§ YOUR OBJECTIVE: Please give back the listing below word for word and drop any images.

-- Opening Marker --

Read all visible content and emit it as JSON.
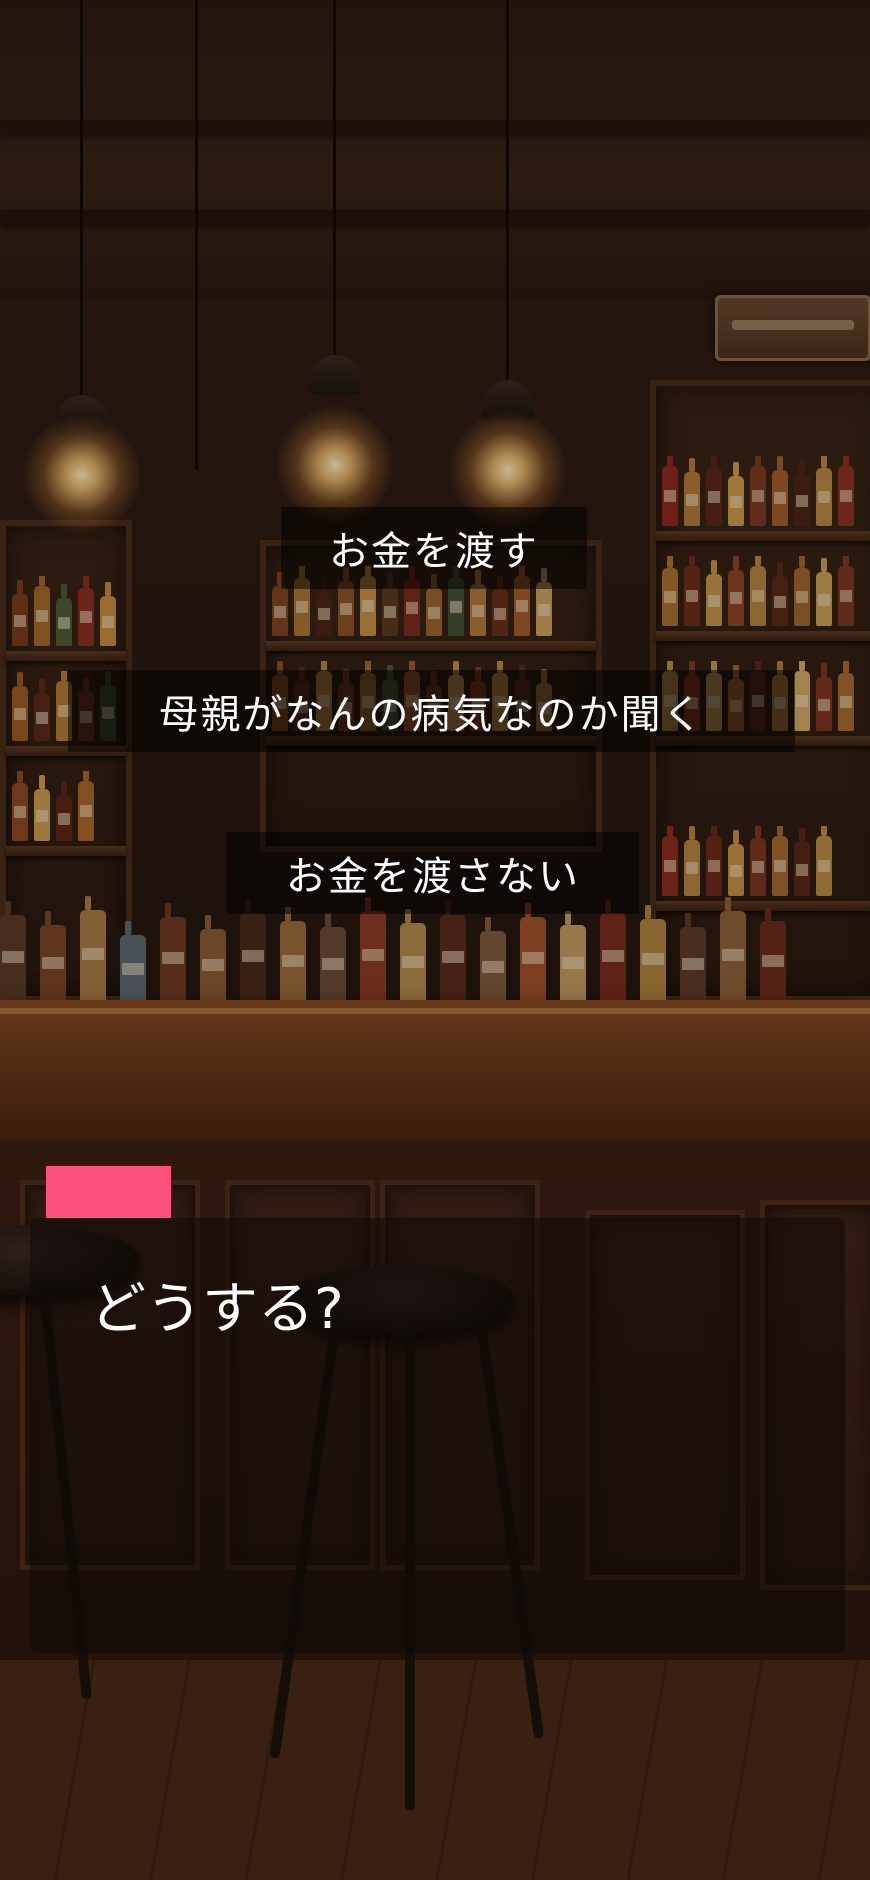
{
  "choices": [
    {
      "label": "お金を渡す"
    },
    {
      "label": "母親がなんの病気なのか聞く"
    },
    {
      "label": "お金を渡さない"
    }
  ],
  "dialog": {
    "speaker_tag_color": "#ff4f7b",
    "text": "どうする?"
  },
  "colors": {
    "choice_background": "rgba(0,0,0,0.52)",
    "dialog_background": "rgba(14,10,8,0.55)",
    "text": "#ffffff"
  },
  "background": {
    "scene": "bar-interior-icon"
  }
}
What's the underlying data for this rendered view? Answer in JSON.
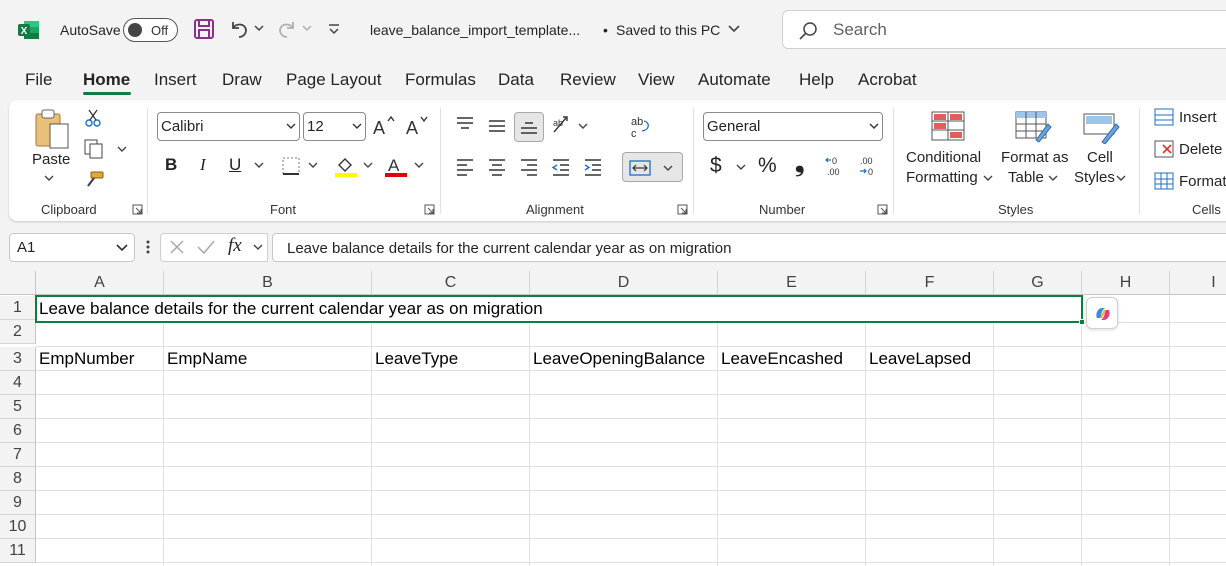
{
  "titlebar": {
    "autosave_label": "AutoSave",
    "autosave_state": "Off",
    "filename": "leave_balance_import_template...",
    "save_status": "Saved to this PC",
    "search_placeholder": "Search"
  },
  "menu": {
    "tabs": [
      "File",
      "Home",
      "Insert",
      "Draw",
      "Page Layout",
      "Formulas",
      "Data",
      "Review",
      "View",
      "Automate",
      "Help",
      "Acrobat"
    ],
    "active": "Home"
  },
  "ribbon": {
    "clipboard": {
      "label": "Clipboard",
      "paste": "Paste"
    },
    "font": {
      "label": "Font",
      "family": "Calibri",
      "size": "12",
      "bold": "B",
      "italic": "I",
      "underline": "U",
      "grow": "A^",
      "shrink": "A˅",
      "color_char": "A"
    },
    "alignment": {
      "label": "Alignment"
    },
    "number": {
      "label": "Number",
      "format": "General",
      "currency": "$",
      "percent": "%",
      "comma": "❟",
      "inc_decimal": ".00",
      "dec_decimal": ".00"
    },
    "styles": {
      "label": "Styles",
      "conditional_1": "Conditional",
      "conditional_2": "Formatting",
      "table_1": "Format as",
      "table_2": "Table",
      "cell_1": "Cell",
      "cell_2": "Styles"
    },
    "cells": {
      "label": "Cells",
      "insert": "Insert",
      "delete": "Delete",
      "format": "Format"
    },
    "colors": {
      "fill": "#ffff00",
      "font": "#e00000",
      "accent": "#107c41"
    }
  },
  "formula_bar": {
    "name_box": "A1",
    "fx": "fx",
    "content": "Leave balance details for the current calendar year as on migration"
  },
  "sheet": {
    "columns": [
      "A",
      "B",
      "C",
      "D",
      "E",
      "F",
      "G",
      "H",
      "I"
    ],
    "rows": [
      "1",
      "2",
      "3",
      "4",
      "5",
      "6",
      "7",
      "8",
      "9",
      "10",
      "11"
    ],
    "a1": "Leave balance details for the current calendar year as on migration",
    "headers": [
      "EmpNumber",
      "EmpName",
      "LeaveType",
      "LeaveOpeningBalance",
      "LeaveEncashed",
      "LeaveLapsed"
    ]
  }
}
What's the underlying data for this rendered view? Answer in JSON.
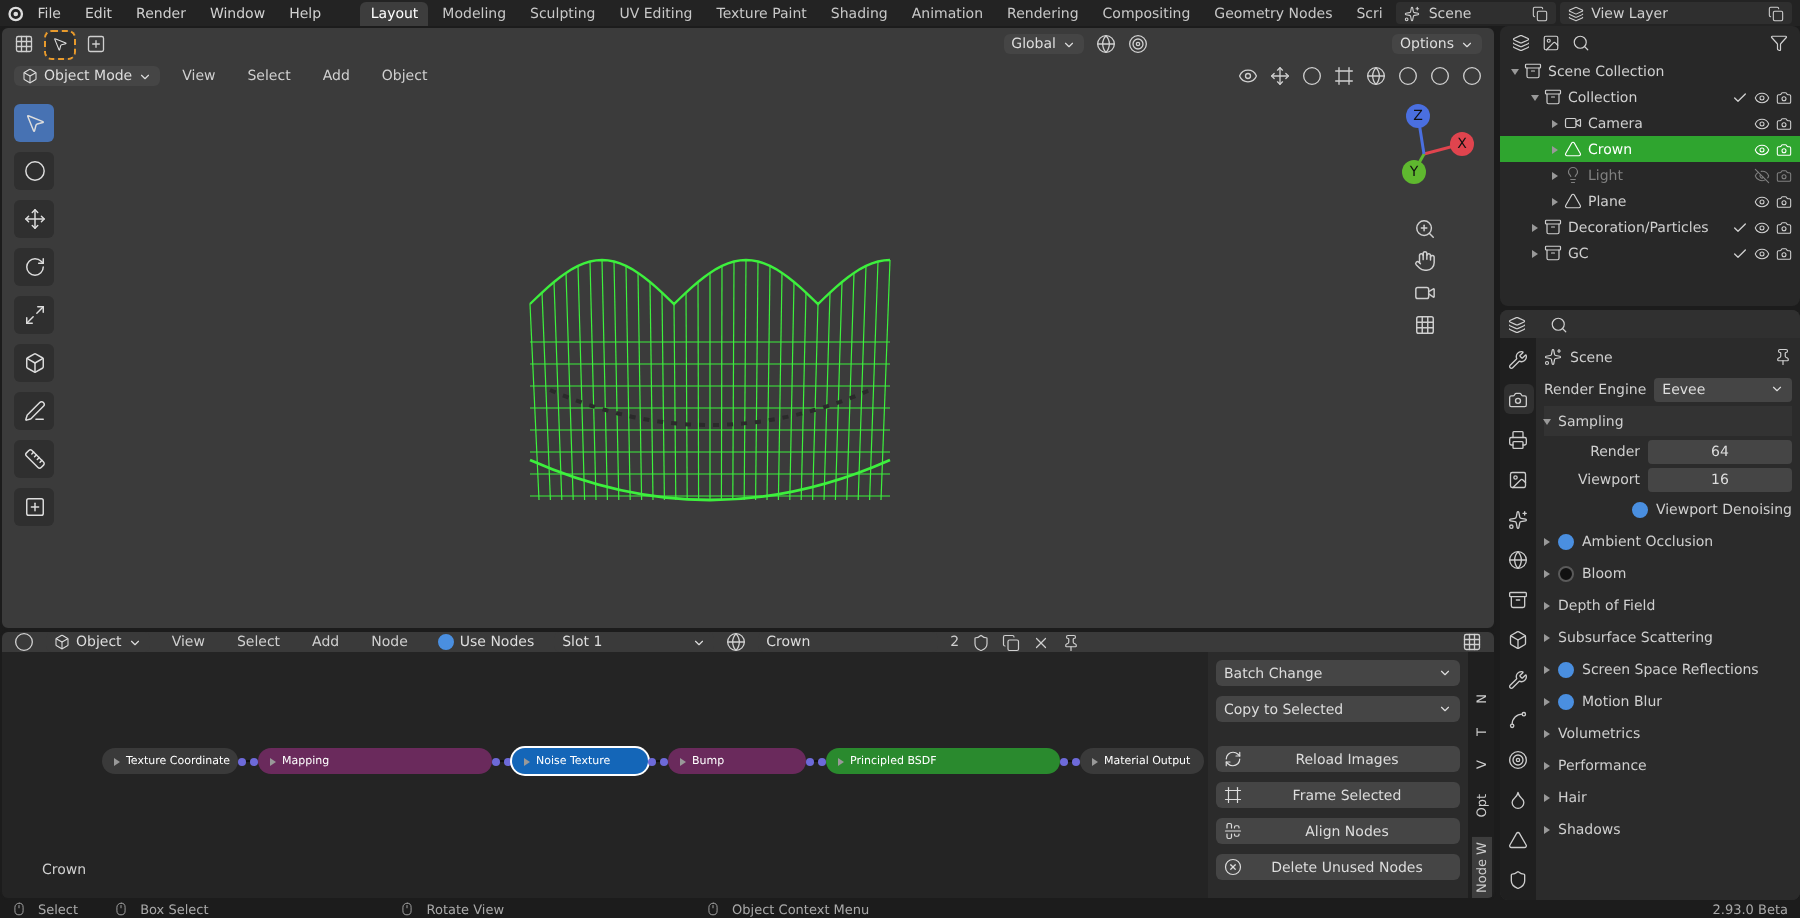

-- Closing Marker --

§ RESPONSE TO THE TASK:
Read all visible content and emit it as JSON.
{
  "choices": [
    {
      "label": "お金を渡す"
    },
    {
      "label": "母親がなんの病気なのか聞く"
    },
    {
      "label": "お金を渡さない"
    }
  ],
  "dialog": {
    "speaker_tag_color": "#ff4f7b",
    "text": "どうする?"
  },
  "colors": {
    "choice_background": "rgba(0,0,0,0.52)",
    "dialog_background": "rgba(14,10,8,0.55)",
    "text": "#ffffff"
  },
  "background": {
    "scene": "bar-interior-icon"
  }
}
What's the underlying data for this rendered view? Answer in JSON.
{
  "titlebar": {
    "autosave_label": "AutoSave",
    "autosave_state": "Off",
    "filename": "leave_balance_import_template...",
    "save_status": "Saved to this PC",
    "search_placeholder": "Search"
  },
  "menu": {
    "tabs": [
      "File",
      "Home",
      "Insert",
      "Draw",
      "Page Layout",
      "Formulas",
      "Data",
      "Review",
      "View",
      "Automate",
      "Help",
      "Acrobat"
    ],
    "active": "Home"
  },
  "ribbon": {
    "clipboard": {
      "label": "Clipboard",
      "paste": "Paste"
    },
    "font": {
      "label": "Font",
      "family": "Calibri",
      "size": "12",
      "bold": "B",
      "italic": "I",
      "underline": "U",
      "grow": "A^",
      "shrink": "A˅",
      "color_char": "A"
    },
    "alignment": {
      "label": "Alignment"
    },
    "number": {
      "label": "Number",
      "format": "General",
      "currency": "$",
      "percent": "%",
      "comma": "❟",
      "inc_decimal": ".00",
      "dec_decimal": ".00"
    },
    "styles": {
      "label": "Styles",
      "conditional_1": "Conditional",
      "conditional_2": "Formatting",
      "table_1": "Format as",
      "table_2": "Table",
      "cell_1": "Cell",
      "cell_2": "Styles"
    },
    "cells": {
      "label": "Cells",
      "insert": "Insert",
      "delete": "Delete",
      "format": "Format"
    },
    "colors": {
      "fill": "#ffff00",
      "font": "#e00000",
      "accent": "#107c41"
    }
  },
  "formula_bar": {
    "name_box": "A1",
    "fx": "fx",
    "content": "Leave balance details for the current calendar year as on migration"
  },
  "sheet": {
    "columns": [
      "A",
      "B",
      "C",
      "D",
      "E",
      "F",
      "G",
      "H",
      "I"
    ],
    "rows": [
      "1",
      "2",
      "3",
      "4",
      "5",
      "6",
      "7",
      "8",
      "9",
      "10",
      "11"
    ],
    "a1": "Leave balance details for the current calendar year as on migration",
    "headers": [
      "EmpNumber",
      "EmpName",
      "LeaveType",
      "LeaveOpeningBalance",
      "LeaveEncashed",
      "LeaveLapsed"
    ]
  }
}
What's the underlying data for this rendered view? Answer in JSON.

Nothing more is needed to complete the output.